M1150 Assault Breacher
For the U.S. military the M1150 Assault Breacher Vehicle (ABV) is a highly mobile and yet still heavily armored platform that can help clear the way through minefields and even complex obstacles. An evolution of the Combat Engineering Vehicle (CEV), it is based on the M1A1 Abrams chassis and is equipped with a mine-plow and line charges.
It was developed to meet the United States Marine Corps‘ requirement for a new CEV that could clear safe routes for traffic and provide a path for infantry through minefields and over obstacles, while also being able to clear the way from roadside bombs and even Improvised Explosive Devices (IEDs).
Instead of the regular Abrams turret with cannon, it features a special turret that is equipped with two Linear Demolition Charge Systems (LDCS), along with rockets carrying C4 explosives that can be launched 100 to 150 meters ahead of the Assault Breacher. This can allow hidden bombs to be detonated at a safe distance. A High Lift Adapter also allows for the mounting of a Full Width Mine Plow (FWMP) or a Combat Dozer Blade.
The M1150 also utilizes an Integrated Vision System, which allows the crew of two – the commander and driver – to stay buttoned up inside the steel hulk. While the driver’s position is typical of the M1 Abrams, the commander’s position is located front and center within the superstructure under an armored vision cupola.
The Assault Breacher’s primary role is to clear a path, but its offensive assault capabilities are not nil. The commander can remotely control the platform’s only armament, a single Browning M2 .50 caliber heavy machine gun. It can be operated while the crew is buttoned up with the hatches closed; however, it is only a defensive weapon. Additionally, the M1150 is equipped with two banks of eight smoke grenade launchers, which can provide some cover while the vehicle gets out of harm’s way.
Despite being lightly armed, the ABV provides protection for the crew and vehicle survivability, while its speed and mobility allow it to keep pace with a maneuvering force. It is very similar to the Abrams in terms of size, weight, speed and range.
Six prototypes of the M1150 ABV were tested from 2002 to 2006. It was first used by the Marine Corps in combat in Afghanistan in 2009, and formally entered service a year later. The ABV saw its first large scale deployment during the joint International Security Assistance Force (ISAF)-Afghan Operation Monshtarak in Southern Afghanistan during the War in Afghanistan in 2010 against the Taliban insurgency.
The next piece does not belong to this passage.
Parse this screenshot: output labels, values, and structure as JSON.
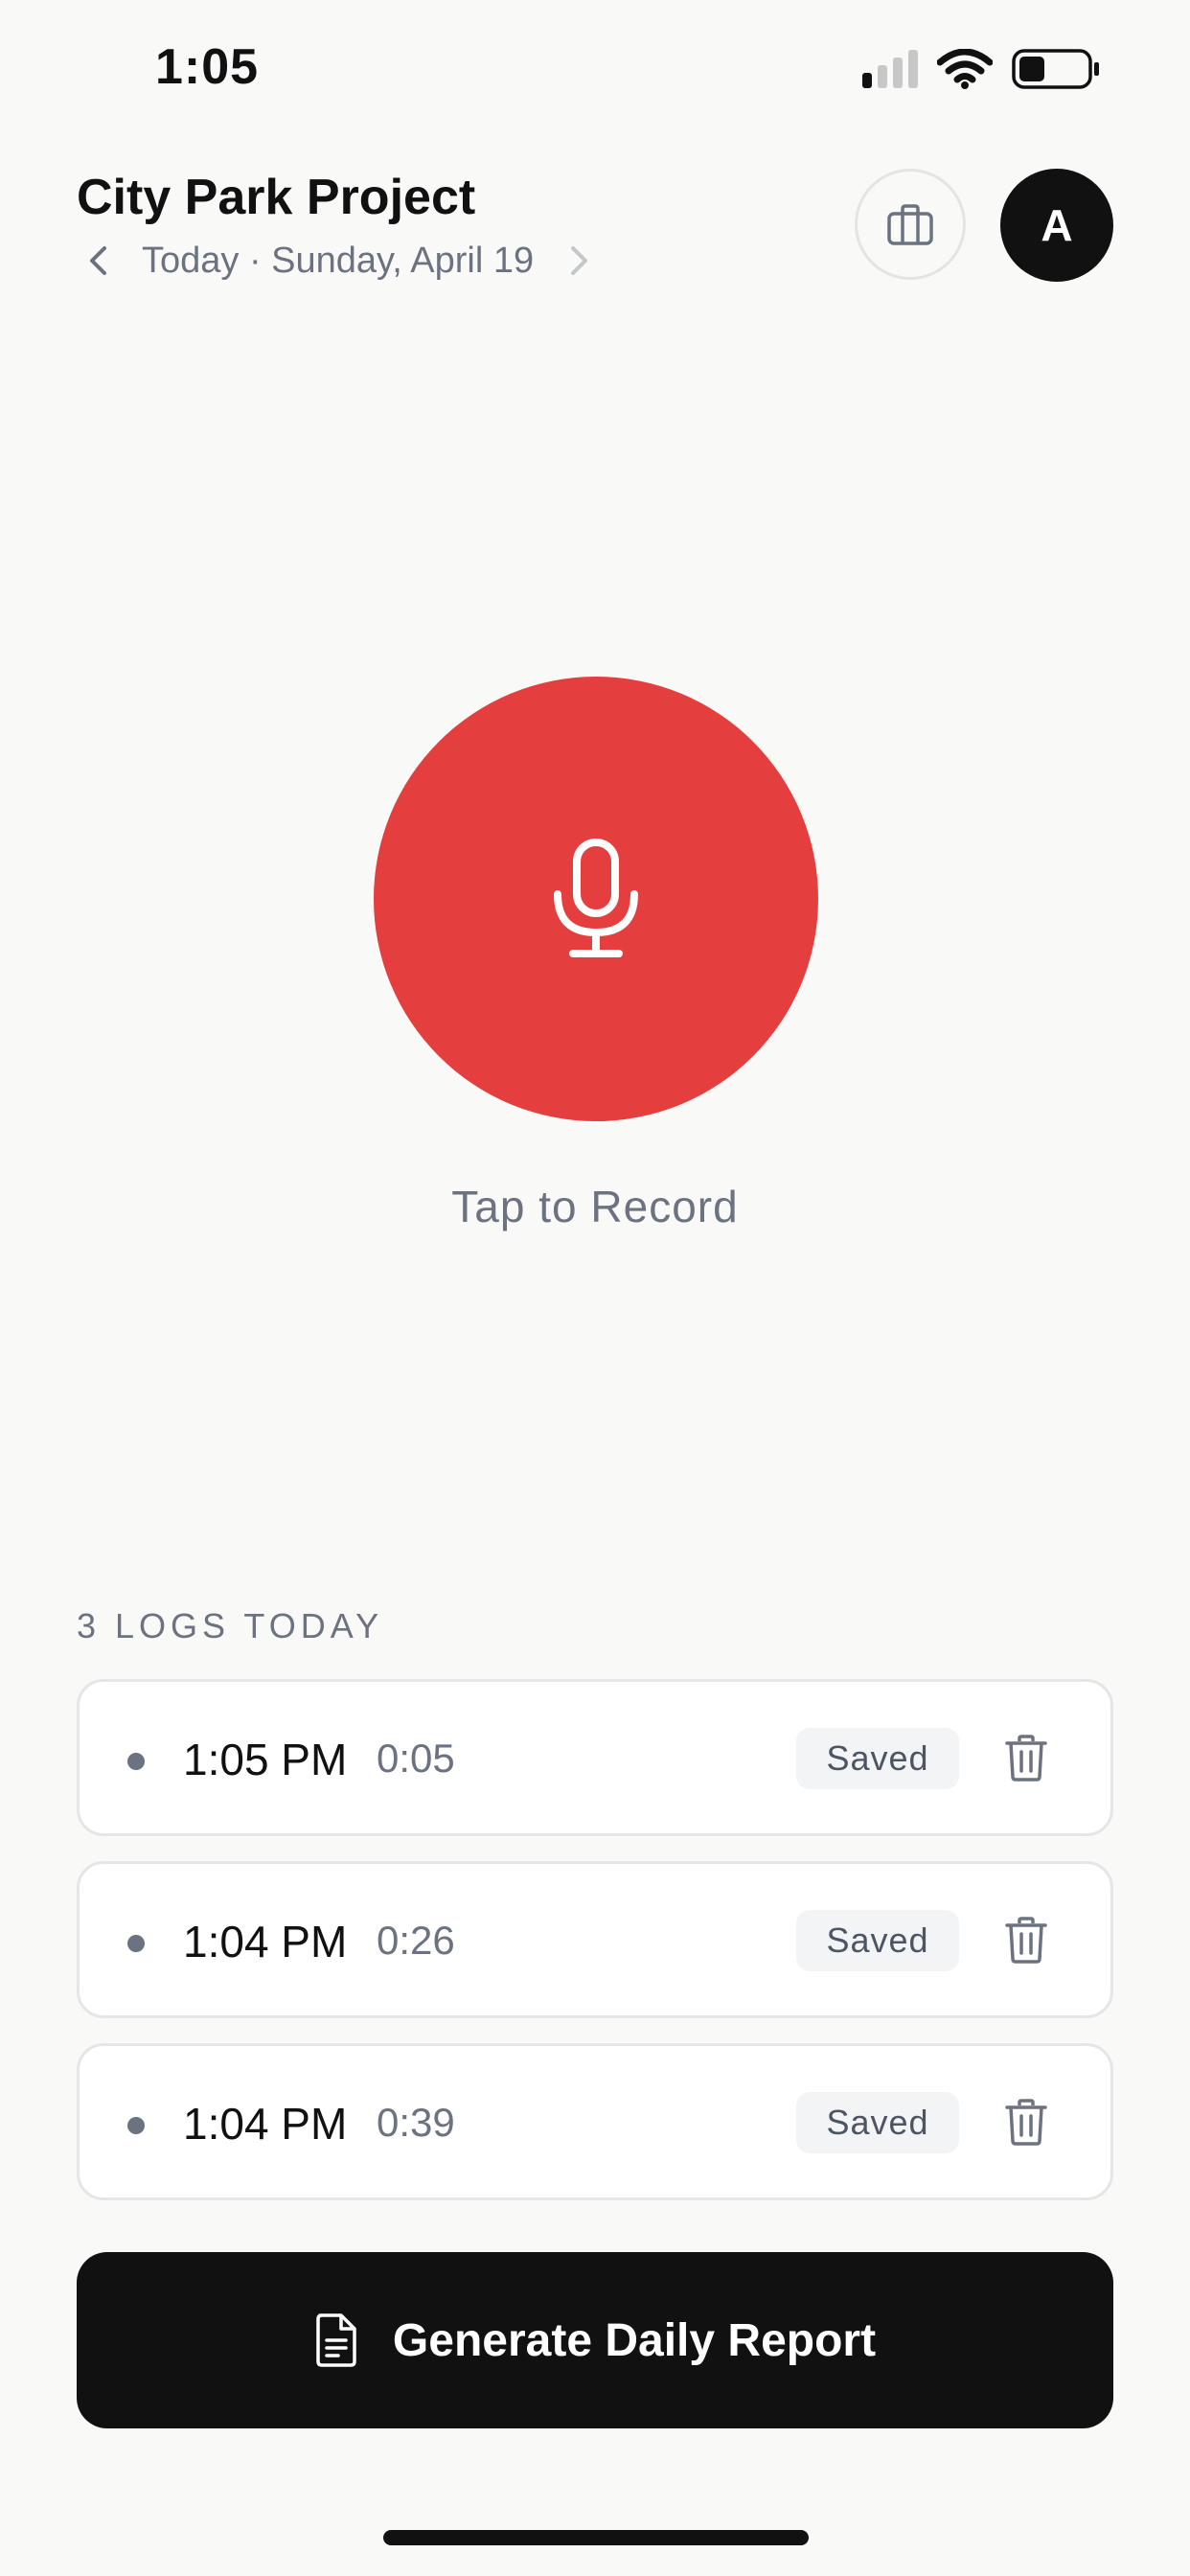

The U.S. Army has also shown interest in the platform, and in the summer of 2013, six ABVs were deployed to South Korea and are attached to the 2nd Infantry Division. While North Korea had previously accused the United States of deploying Mine-Resistant Ambush-Protected (MRAP) vehicles to cross the DMZ to mount an invasion, there was little reaction to the deployment of the ABVs.
Peter Suciu is a Michigan-based writer who has contributed to more than four dozen magazines, newspapers and websites. He is the author of several books on military headgear including A Gallery of Military Headdress, which is available on Amazon.com.